Thanks to MMA Weekly for this story and pic.
It blows my mind that the powers that be still preoccupy their time with such trivial matters such as pot smoking, when (in my humble opinion) there are much, MUCH, more important issues at hand in the MMA world.
Yet the CSAC (California State Athletic Council) has just passed a ban on medical marijuana's use in MMA.
The most obvious thing even a novice smoker will tell you is that pot seriously does not give ANY advantage athletically to anyone, especially a MMA fighter!
There has been a lot of controversy over the use of “Medical Marijuana” and how it affects drug testing for mixed martial artists in California.
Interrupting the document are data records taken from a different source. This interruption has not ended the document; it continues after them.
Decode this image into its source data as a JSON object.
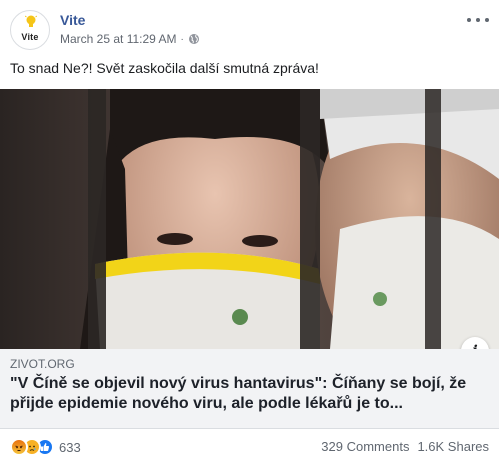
{
  "post": {
    "page_name": "Vite",
    "avatar_text": "Vite",
    "timestamp": "March 25 at 11:29 AM",
    "separator": "·",
    "text": "To snad Ne?! Svět zaskočila další smutná zpráva!"
  },
  "link": {
    "domain": "ZIVOT.ORG",
    "headline": "\"V Číně se objevil nový virus hantavirus\": Číňany se bojí, že přijde epidemie nového viru, ale podle lékařů je to...",
    "info_icon": "i"
  },
  "footer": {
    "reaction_icons": [
      "angry-icon",
      "sad-icon",
      "like-icon"
    ],
    "reaction_count": "633",
    "comments": "329 Comments",
    "shares": "1.6K Shares"
  },
  "colors": {
    "page_name": "#385898",
    "link_bg": "#f2f3f5",
    "like_blue": "#1877f2"
  }
}
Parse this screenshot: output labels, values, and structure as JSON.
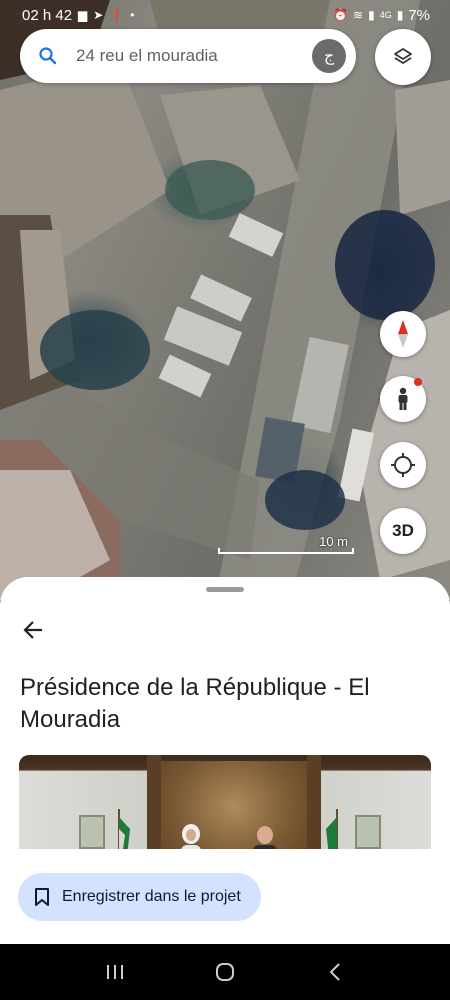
{
  "status_bar": {
    "time": "02 h 42",
    "network": "4G",
    "battery": "7%"
  },
  "search": {
    "query": "24 reu el mouradia",
    "avatar_letter": "ج"
  },
  "map": {
    "scale_label": "10 m",
    "three_d_label": "3D"
  },
  "place": {
    "title": "Présidence de la République - El Mouradia"
  },
  "actions": {
    "save_label": "Enregistrer dans le projet"
  },
  "colors": {
    "save_button_bg": "#d3e3fd",
    "search_icon": "#1a73e8",
    "compass_red": "#d93025"
  }
}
The California State Athletic Commission recently issued a statement declaring its stance on Medical Marijuana as it relates to drug testing for athletes it licenses.
The Commission made it clear that legal use via Proposition 215, also known as the Compassionate Use Act of 1996, in California does not negate disciplinary action due to a positive drug test result in relation to events overseen by the CSAC.
“The California State Athletic Commission's position is that Marijuana is a banned substance pursuant to Rule 303 and that any positive drug test may result in discipline,” read the statement.
The Commission stated that a Supreme Court ruling in the case of Ross v. RagingWire Telecomm “found that an employer may discipline an employee for off-duty medical marijuana use.”
In the case of athletes licensed to compete, an athletic commission isn’t an employer per se. The CSAC, however, argued its case, saying, “Because the Compassionate Use Act only provides a defense to criminal charges, any argument that the Act would allow an athlete to use the drug without consequences to his or her license must fail. If the Court were to take up a similar challenge to discipline of a licensee, it would likely find that the Commission has a legitimate interest in whether or not an athlete uses the drug because marijuana could slow a fighter's reflexes and endanger his or her health and safety in the ring or the cage.”